Ramya examined the relationship between poly(zwitterionic) brush properties and stem cell self-renewal rates and discovered that gel architectural differences can be exploited to maximize stem cell proliferation. To access optimal architectures, Ramya developed a property prediction tool that mapped the relationship between…
Recognizing the urgent clinical need for synthetic vectors, Ramya implemented an unbiased materiomics approach to polymer-mediated gene delivery. She faced two obstacles: 1) the intricacies involved in the rapid synthesis of precisely designed polymers through controlled radical polymerization techniques and 2) the paucity of experimental platforms that unite throughput, analytical rigor and precision.
Rational polymer design is impeded by the “curse of dimensionality” since elucidation of the mechanistic roles played by numerous design variables such as polymer composition, architecture, length and formulation parameters is confounded by non-linearities. Intuition-based methods of pattern recognition and traditional hypothesis-testing statistical frameworks cannot alleviate challenges arising from a complex multidimensional design space.
Ramya has extensively employed data-driven approaches to map relationships between polymer properties and biological responses, such as proliferation rate, cellular uptake, toxicity and delivery efficiency. She is interested in establishing high-throughput experimental (HTE) workflows for biomaterial discovery and in applying statistical learning methodologies on large experimental datasets to derive structure-activity relationships.
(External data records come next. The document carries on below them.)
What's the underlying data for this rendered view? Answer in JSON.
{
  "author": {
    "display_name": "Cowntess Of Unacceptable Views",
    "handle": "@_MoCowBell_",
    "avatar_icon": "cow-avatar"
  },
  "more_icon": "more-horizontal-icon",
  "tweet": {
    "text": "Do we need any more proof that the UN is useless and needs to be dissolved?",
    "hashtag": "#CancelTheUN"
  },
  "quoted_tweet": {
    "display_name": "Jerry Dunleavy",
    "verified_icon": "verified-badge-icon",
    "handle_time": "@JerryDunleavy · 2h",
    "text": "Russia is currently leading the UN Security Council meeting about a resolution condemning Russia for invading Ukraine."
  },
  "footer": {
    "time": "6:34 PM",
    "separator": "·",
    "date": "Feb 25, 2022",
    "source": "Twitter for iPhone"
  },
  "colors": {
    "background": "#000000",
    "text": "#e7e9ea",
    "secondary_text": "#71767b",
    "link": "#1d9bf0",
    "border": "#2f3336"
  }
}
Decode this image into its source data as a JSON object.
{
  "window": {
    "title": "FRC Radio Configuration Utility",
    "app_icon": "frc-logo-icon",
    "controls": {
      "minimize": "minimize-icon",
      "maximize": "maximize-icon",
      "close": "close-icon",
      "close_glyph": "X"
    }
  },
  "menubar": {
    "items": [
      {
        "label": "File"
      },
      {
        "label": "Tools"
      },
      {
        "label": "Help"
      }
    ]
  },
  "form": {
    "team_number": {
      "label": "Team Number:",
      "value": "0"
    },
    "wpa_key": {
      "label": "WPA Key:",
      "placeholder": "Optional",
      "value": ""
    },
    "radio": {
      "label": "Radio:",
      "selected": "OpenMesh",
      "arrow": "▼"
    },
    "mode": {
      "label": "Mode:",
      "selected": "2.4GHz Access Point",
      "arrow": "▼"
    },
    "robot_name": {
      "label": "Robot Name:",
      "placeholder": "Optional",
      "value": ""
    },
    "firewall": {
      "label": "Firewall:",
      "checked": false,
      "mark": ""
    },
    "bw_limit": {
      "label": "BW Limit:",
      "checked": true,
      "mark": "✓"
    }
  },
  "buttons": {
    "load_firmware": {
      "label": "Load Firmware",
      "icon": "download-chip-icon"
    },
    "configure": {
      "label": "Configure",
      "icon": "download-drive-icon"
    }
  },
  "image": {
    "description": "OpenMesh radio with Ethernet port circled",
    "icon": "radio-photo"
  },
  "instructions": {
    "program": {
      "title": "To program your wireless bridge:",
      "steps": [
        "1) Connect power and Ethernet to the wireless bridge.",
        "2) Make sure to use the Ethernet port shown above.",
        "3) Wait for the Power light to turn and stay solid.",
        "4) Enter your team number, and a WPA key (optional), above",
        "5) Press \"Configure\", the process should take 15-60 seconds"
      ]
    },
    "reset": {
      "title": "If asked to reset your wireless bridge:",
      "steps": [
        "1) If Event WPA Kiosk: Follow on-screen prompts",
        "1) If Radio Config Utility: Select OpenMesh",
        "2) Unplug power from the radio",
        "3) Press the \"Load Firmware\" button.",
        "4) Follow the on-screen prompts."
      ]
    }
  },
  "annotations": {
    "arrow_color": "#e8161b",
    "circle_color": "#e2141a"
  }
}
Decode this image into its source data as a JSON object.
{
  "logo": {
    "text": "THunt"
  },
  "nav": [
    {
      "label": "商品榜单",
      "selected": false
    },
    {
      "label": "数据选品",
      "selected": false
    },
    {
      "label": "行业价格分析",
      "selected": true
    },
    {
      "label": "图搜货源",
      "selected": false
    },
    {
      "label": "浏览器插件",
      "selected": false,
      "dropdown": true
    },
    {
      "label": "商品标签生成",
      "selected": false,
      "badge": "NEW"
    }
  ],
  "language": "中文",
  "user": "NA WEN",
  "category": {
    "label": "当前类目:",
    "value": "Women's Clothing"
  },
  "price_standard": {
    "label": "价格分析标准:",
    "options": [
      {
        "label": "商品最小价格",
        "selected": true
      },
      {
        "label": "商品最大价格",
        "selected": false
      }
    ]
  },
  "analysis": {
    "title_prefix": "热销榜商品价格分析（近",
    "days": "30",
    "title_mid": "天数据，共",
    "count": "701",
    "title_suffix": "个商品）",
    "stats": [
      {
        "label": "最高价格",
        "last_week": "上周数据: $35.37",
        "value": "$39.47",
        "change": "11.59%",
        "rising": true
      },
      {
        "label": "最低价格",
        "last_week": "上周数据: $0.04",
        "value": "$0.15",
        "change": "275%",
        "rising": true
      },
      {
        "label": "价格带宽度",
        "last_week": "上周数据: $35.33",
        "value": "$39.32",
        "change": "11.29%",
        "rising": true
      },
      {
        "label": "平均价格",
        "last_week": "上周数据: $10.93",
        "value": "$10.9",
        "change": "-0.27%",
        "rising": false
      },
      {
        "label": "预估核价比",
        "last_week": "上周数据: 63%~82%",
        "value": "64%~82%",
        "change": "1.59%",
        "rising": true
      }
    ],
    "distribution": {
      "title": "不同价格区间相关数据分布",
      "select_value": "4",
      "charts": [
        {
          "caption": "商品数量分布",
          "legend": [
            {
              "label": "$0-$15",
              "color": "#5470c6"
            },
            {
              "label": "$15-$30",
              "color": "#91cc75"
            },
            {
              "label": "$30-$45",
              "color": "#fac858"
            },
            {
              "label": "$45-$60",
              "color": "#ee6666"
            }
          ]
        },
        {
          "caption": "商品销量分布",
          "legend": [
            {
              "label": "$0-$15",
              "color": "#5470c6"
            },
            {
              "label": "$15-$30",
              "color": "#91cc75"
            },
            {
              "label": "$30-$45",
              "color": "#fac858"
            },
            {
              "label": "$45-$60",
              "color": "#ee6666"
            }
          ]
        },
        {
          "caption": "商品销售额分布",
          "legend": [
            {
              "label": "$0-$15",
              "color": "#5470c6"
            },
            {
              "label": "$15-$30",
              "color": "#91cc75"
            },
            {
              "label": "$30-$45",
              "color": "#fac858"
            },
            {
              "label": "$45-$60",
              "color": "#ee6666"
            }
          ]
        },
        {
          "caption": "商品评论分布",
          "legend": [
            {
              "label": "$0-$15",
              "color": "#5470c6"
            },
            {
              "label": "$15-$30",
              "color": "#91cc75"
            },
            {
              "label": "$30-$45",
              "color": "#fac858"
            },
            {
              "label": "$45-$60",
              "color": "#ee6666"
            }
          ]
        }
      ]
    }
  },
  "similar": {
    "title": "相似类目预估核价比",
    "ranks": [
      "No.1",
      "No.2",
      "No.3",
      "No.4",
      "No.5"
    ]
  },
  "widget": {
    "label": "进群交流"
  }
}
Ramya is deeply interested in investigating physical pathways for polyelectrolyte complexation (or polyplex formation) by integrating particle engineering, polymer chemistry, and process intensification. This modular approach will create multidimensional libraries of nanoparticles wherein particle morphology and size distribution will be decoupled from the surface composition.
The nexus between the interfacial properties of stem cell culture substrates and the physicochemical attributes of polyplexes is yet to be probed methodically. Ramya proposes to explore the interplay between surface chemical cues and polyplex properties by transfecting iPSCs cultured on surface-engineered substrates of diverse chemical functionalities and brush architectures.
During Ramya’s PhD, she elucidated design rules for virus-resistant coatings by employing glycocalyx-mimetic polymer brushes as model surfaces to study viral bioadhesion. The role of the glycocalyx in viral invasions is not well-understood because some components of this biological barrier function as receptors for viruses while others block viral entry.
Spatioselective deactivation of ATRP initiator coatings made via chemical vapor deposition polymerization was demonstrated to synthesize micropatterned polymer brushes in a substrate-independent, modular and facile manner. Exposure of 2-bromoisobutyryl groups to UV light resulted in the loss of the bromine atom and effectively inhibited polymer brush growth.